Entries supplied →
- Opening Delimiter -

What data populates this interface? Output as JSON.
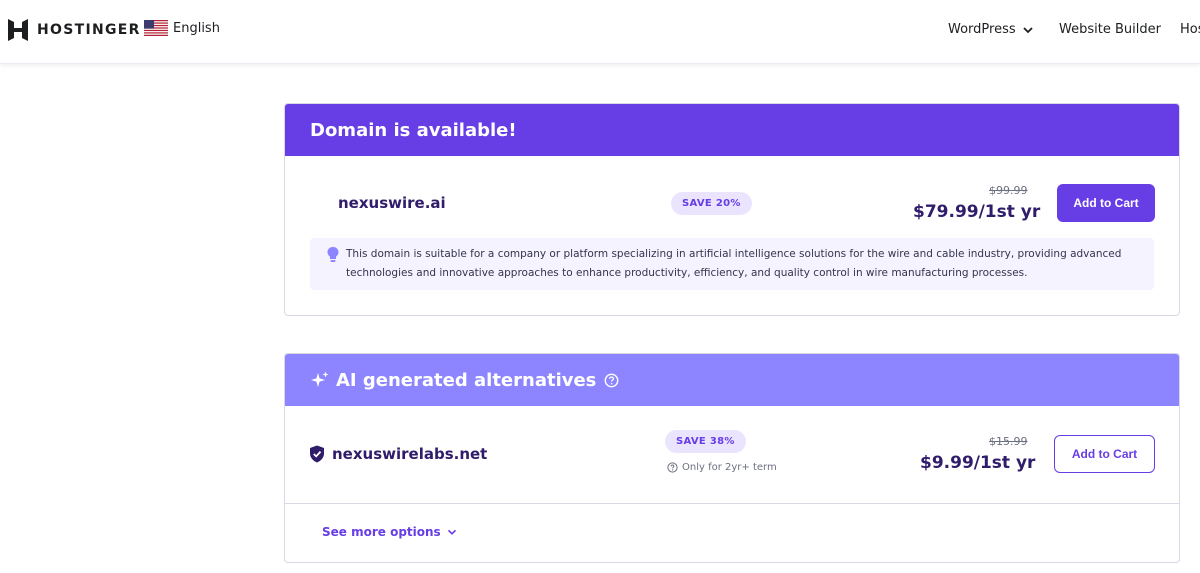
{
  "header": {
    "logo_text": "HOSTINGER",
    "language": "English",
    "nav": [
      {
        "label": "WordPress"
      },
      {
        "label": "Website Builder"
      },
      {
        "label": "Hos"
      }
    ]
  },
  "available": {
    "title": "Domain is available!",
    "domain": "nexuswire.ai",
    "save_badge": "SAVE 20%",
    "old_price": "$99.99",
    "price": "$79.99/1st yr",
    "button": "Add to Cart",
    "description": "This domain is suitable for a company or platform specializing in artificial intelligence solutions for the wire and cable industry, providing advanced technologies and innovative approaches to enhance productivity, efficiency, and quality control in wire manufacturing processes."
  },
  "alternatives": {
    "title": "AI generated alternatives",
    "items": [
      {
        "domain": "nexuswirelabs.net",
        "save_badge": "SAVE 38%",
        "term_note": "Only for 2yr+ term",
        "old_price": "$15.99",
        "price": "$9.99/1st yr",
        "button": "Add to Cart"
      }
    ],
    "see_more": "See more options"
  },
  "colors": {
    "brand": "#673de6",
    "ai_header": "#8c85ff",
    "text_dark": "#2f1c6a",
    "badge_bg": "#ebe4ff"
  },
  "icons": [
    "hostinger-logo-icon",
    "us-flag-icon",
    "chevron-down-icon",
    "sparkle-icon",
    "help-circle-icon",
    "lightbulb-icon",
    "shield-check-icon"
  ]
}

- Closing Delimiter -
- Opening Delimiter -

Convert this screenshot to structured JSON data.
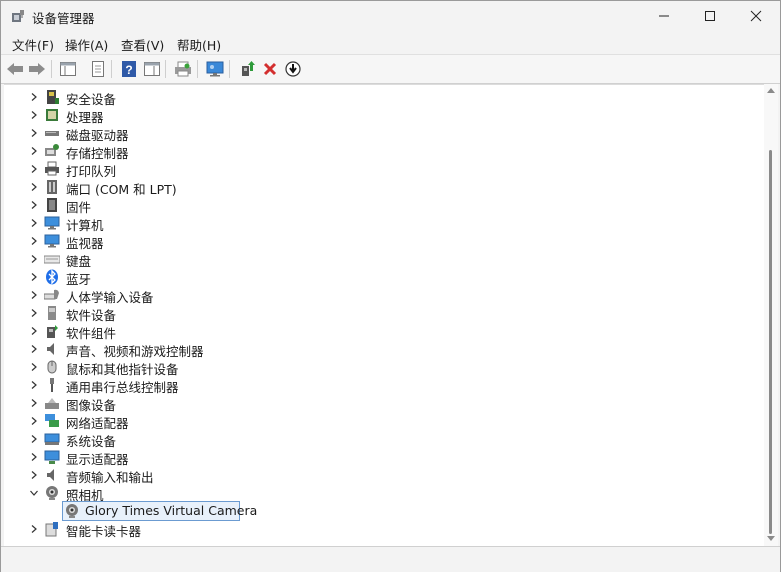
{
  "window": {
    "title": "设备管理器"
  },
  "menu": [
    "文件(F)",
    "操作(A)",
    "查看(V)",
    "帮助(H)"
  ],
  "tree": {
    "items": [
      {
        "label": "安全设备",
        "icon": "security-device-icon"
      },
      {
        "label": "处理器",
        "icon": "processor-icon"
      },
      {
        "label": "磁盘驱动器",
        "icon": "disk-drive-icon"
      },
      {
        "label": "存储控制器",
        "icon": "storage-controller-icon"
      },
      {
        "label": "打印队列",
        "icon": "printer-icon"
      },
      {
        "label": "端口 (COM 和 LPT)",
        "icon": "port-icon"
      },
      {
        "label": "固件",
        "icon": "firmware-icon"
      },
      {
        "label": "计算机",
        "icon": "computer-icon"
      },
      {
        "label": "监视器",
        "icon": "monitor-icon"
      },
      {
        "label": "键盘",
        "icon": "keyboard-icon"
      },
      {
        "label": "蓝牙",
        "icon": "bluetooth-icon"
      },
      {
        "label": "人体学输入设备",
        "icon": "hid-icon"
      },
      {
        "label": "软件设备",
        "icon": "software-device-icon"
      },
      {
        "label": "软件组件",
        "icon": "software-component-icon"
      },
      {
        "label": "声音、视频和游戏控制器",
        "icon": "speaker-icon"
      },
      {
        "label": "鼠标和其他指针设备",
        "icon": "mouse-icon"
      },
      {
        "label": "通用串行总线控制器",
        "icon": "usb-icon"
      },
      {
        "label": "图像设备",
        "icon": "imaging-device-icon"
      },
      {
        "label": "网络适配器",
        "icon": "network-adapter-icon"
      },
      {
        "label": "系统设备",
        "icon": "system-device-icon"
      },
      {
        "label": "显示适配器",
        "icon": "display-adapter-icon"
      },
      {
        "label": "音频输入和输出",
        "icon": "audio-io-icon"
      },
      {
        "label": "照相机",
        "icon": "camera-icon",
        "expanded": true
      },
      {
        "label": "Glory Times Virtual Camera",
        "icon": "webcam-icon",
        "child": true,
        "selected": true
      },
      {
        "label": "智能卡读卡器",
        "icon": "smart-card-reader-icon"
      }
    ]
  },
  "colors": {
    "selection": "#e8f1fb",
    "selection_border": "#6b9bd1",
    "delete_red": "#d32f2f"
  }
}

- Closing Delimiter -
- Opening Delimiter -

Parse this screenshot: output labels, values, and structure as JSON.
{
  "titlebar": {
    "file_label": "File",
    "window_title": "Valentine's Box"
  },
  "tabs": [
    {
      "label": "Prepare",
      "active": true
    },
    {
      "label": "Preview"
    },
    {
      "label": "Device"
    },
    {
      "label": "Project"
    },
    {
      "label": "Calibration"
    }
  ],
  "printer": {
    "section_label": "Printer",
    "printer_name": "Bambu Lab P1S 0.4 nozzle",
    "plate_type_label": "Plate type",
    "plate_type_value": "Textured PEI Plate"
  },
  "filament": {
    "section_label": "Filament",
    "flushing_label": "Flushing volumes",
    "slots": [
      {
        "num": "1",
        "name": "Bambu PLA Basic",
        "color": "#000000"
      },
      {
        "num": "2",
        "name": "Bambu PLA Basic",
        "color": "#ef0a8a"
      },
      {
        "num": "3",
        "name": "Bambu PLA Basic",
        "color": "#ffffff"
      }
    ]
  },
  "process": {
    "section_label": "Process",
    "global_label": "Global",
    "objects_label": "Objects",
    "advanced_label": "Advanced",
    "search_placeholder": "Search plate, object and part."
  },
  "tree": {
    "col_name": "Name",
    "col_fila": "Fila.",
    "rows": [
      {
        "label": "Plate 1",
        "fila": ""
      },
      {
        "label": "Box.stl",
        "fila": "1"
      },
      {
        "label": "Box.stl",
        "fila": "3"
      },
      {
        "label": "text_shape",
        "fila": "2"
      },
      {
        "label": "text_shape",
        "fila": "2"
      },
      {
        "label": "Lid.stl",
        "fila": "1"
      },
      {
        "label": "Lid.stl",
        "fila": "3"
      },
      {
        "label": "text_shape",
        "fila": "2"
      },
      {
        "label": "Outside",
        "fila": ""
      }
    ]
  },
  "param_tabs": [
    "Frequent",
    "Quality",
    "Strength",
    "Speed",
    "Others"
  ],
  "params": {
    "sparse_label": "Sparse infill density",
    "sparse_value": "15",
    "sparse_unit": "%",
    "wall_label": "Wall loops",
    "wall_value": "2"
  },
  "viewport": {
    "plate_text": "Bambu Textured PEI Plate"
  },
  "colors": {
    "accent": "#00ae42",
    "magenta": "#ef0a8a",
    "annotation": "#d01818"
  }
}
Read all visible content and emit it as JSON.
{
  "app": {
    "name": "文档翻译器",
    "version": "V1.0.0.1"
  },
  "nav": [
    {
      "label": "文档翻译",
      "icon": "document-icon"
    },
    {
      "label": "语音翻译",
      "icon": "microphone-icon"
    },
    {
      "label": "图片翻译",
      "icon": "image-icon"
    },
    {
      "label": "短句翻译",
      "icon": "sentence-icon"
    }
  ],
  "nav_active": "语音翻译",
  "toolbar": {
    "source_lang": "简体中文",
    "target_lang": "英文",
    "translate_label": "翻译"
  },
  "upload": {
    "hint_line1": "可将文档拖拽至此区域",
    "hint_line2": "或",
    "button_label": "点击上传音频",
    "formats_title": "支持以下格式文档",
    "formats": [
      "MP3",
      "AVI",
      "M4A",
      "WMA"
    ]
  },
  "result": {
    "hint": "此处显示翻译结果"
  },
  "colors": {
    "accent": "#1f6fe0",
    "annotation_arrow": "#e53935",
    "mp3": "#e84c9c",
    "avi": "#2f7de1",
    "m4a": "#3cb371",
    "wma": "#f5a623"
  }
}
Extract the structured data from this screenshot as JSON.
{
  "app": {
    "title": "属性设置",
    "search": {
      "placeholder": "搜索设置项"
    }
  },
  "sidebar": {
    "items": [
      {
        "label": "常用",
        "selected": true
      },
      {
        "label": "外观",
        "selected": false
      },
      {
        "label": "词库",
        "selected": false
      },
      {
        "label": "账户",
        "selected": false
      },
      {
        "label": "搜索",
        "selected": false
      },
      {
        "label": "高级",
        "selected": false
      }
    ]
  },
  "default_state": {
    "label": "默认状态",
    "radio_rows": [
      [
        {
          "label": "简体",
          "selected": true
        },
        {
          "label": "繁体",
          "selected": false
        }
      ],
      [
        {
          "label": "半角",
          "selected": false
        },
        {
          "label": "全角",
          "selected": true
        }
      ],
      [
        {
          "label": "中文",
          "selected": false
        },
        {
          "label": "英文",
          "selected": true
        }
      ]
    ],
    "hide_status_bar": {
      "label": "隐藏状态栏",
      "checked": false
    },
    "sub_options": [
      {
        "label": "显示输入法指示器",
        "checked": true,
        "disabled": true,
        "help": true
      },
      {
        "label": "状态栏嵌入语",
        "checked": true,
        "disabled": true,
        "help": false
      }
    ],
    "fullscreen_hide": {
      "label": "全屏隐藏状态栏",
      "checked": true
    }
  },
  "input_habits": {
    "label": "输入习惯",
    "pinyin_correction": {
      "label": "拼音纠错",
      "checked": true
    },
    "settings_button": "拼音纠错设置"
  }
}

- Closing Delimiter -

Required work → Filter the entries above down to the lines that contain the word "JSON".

Output below →
What data populates this interface? Output as JSON.
Convert this screenshot to structured JSON data.
Parse this screenshot: output labels, values, and structure as JSON.
Read all visible content and emit it as JSON.
Extract the structured data from this screenshot as JSON.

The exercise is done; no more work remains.